Working with Forest Rangers (SERNANP), SPI is creating new Economic opportunities for local communities from their unique local cultural and natural heritage


  The Site The Pomac Forest Historical Sanctuary, situated on the north coast of Peru, covers 5,900 hectares of Tropical Pacific Desert. Not only does it contain exceptional biological diversity, especially birds, but 36 pyramids of the ancient Lambayeque culture. This includes Batan Grande and 'Huaca Del Oro' (Pyramid of Gold) were the famous Lord of Sican, along with his famous gold mask, was discovered in 1995.  

 

The Site

The Pomac Forest Historical Sanctuary, situated on the north coast of Peru, covers 5,900 hectares of Tropical Pacific Desert. Not only does it contain exceptional biological diversity, especially birds, but 36 pyramids of the ancient Lambayeque culture. This includes Batan Grande and 'Huaca Del Oro' (Pyramid of Gold) were the famous Lord of Sican, along with his famous gold mask, was discovered in 1995.  

  The Community The forest is surrounded by a variety of communities, who often know little of the archaeology within the forest and gain little benefits from the significant cultural and natural heritage on their doorstep. While the communities have receive some artisan training before, these were not aimed at being sustainable.

 

The Community

The forest is surrounded by a variety of communities, who often know little of the archaeology within the forest and gain little benefits from the significant cultural and natural heritage on their doorstep. While the communities have receive some artisan training before, these were not aimed at being sustainable.

  The Project SPI is working with four communities, developing their existing craft skills, creating new products with them, and training them in business and marketing skills.  In partnership with the National Service of Natural Protected Areas (SERNANP) in Lambayeque, we are increasing the opportunities for local communities to sell local goods inspired by their cultural and natural heritage so their businesses can be independent and sustainable.

 

The Project

SPI is working with four communities, developing their existing craft skills, creating new products with them, and training them in business and marketing skills.  In partnership with the National Service of Natural Protected Areas (SERNANP) in Lambayeque, we are increasing the opportunities for local communities to sell local goods inspired by their cultural and natural heritage so their businesses can be independent and sustainable.


Achievements

  • In early 2017, 17 participants from five different local associations, and we've had an enthusiastic response to the training.  Local people are grabbing the opportunity to build a new future!
  • New products are ready, with new packaging and branding expressing local heritage.

the big thing we learned

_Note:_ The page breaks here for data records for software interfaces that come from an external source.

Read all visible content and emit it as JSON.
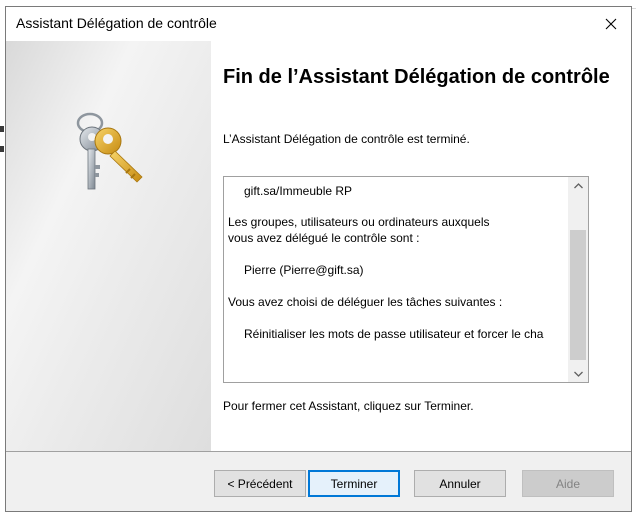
{
  "window": {
    "title": "Assistant Délégation de contrôle",
    "close_glyph": "✕"
  },
  "main": {
    "heading": "Fin de l’Assistant Délégation de contrôle",
    "subtitle": "L’Assistant Délégation de contrôle est terminé.",
    "summary_lines": [
      "gift.sa/Immeuble RP",
      "Les groupes, utilisateurs ou ordinateurs auxquels",
      "vous avez délégué le contrôle sont :",
      "Pierre (Pierre@gift.sa)",
      "Vous avez choisi de déléguer les tâches suivantes :",
      "Réinitialiser les mots de passe utilisateur et forcer le cha"
    ],
    "footer": "Pour fermer cet Assistant, cliquez sur Terminer."
  },
  "buttons": {
    "previous": "< Précédent",
    "finish": "Terminer",
    "cancel": "Annuler",
    "help": "Aide"
  },
  "icons": {
    "side": "keys-icon",
    "close": "close-icon",
    "scroll_up": "chevron-up-icon",
    "scroll_down": "chevron-down-icon"
  },
  "colors": {
    "accent": "#0078d7",
    "key_gold": "#d9a21c",
    "key_silver": "#9aa3ad"
  }
}
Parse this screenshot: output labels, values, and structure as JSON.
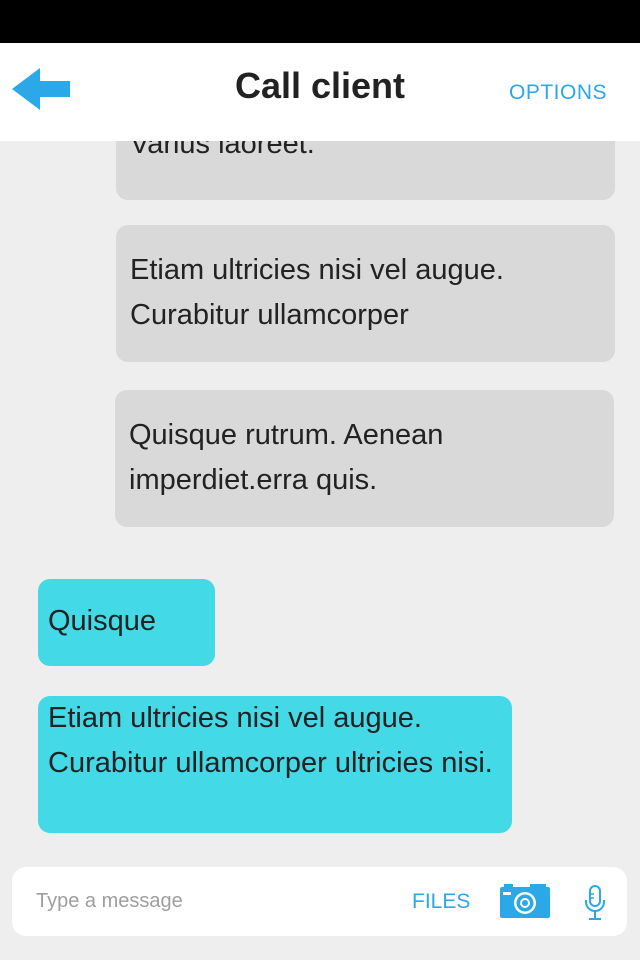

  • Severe rains and flooding in this part of Peru have caused huge problems locally and delayed the project.  But the participants are determined to succeed.

The Future

  • Sales are beginning strongly and we hope they will go from strength to strength!